» **LISTED RECORDS**
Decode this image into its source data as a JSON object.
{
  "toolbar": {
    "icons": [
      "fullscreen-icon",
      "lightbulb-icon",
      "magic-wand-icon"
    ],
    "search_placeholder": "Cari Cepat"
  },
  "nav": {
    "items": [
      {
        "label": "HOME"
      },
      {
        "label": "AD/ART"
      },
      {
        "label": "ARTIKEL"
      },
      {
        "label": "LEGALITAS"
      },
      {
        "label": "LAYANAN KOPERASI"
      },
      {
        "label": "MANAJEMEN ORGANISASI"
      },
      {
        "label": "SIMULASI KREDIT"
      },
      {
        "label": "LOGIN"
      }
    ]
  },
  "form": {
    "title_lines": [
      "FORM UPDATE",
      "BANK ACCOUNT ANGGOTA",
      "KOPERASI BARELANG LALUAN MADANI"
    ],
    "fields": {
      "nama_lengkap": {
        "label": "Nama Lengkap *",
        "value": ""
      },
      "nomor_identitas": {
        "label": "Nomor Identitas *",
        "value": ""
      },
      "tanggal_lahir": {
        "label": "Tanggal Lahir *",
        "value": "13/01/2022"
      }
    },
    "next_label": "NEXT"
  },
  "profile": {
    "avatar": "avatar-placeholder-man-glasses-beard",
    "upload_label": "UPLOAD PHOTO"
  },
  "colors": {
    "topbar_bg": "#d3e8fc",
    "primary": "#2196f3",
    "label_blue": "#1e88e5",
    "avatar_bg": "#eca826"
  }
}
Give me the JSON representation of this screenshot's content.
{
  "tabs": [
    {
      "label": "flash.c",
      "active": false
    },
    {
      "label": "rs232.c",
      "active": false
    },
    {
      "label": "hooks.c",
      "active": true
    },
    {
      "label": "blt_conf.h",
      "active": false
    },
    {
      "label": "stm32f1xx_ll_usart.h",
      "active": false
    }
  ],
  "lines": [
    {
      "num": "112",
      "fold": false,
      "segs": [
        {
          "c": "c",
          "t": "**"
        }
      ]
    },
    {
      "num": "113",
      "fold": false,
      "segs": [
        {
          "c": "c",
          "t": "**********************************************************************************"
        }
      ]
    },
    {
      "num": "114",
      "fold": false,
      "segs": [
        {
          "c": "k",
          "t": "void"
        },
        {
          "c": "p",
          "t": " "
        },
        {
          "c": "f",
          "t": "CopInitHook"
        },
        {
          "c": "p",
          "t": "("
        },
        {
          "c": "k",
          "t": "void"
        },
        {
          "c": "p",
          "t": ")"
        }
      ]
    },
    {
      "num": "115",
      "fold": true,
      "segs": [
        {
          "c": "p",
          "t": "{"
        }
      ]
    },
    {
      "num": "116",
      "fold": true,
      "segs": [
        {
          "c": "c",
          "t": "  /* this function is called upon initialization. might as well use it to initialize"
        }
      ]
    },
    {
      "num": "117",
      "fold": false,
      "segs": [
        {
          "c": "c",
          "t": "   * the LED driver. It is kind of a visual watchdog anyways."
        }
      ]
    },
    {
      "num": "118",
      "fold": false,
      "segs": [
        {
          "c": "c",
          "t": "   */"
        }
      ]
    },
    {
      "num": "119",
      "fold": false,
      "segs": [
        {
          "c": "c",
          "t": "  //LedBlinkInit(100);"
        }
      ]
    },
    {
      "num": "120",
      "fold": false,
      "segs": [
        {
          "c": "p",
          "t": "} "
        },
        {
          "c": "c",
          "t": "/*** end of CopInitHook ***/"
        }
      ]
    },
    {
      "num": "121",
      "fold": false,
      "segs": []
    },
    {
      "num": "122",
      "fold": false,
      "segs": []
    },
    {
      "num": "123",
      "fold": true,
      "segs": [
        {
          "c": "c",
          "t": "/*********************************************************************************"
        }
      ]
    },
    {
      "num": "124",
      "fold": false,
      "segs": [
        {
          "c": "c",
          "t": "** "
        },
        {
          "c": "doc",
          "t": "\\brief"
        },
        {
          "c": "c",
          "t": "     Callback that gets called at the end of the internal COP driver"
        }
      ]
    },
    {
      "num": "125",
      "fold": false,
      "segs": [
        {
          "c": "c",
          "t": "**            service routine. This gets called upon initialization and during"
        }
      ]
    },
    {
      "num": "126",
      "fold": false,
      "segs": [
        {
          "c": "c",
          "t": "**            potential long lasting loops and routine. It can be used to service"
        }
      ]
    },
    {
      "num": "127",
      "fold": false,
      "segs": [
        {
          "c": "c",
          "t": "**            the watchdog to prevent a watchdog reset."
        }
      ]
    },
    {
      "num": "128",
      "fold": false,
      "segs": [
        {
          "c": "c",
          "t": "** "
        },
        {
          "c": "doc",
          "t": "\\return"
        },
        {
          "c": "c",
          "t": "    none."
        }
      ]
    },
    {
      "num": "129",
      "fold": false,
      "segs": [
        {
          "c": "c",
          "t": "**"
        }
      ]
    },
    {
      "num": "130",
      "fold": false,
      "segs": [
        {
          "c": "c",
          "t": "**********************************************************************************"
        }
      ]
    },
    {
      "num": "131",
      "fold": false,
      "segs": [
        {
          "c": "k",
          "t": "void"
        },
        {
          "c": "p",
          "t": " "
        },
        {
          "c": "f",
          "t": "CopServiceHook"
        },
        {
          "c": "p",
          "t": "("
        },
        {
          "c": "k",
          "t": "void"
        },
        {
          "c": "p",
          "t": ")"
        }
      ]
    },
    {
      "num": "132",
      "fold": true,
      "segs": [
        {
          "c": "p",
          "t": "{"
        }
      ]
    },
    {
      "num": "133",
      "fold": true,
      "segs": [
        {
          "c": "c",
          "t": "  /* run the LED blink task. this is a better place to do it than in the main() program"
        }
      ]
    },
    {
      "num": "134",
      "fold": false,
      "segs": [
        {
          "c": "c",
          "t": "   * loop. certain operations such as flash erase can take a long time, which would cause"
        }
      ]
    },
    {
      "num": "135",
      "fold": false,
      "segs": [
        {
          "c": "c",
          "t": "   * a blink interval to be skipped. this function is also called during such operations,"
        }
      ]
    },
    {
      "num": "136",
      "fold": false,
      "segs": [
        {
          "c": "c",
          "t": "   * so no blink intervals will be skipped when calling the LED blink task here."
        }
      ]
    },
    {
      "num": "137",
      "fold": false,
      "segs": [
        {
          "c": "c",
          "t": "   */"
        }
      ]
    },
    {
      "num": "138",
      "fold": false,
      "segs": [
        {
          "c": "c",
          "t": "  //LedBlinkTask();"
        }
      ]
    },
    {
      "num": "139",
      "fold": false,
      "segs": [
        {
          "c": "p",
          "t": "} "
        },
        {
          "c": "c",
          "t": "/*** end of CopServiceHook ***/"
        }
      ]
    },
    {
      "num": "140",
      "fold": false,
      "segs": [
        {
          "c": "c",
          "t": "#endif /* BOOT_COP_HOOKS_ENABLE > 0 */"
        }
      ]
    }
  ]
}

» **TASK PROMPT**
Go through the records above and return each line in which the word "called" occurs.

» **EXERCISE SOLUTION**
          "t": "  /* this function is called upon initialization. might as well use it to initialize"
          "t": "     Callback that gets called at the end of the internal COP driver"
          "t": "**            service routine. This gets called upon initialization and during"
          "t": "   * a blink interval to be skipped. this function is also called during such operations,"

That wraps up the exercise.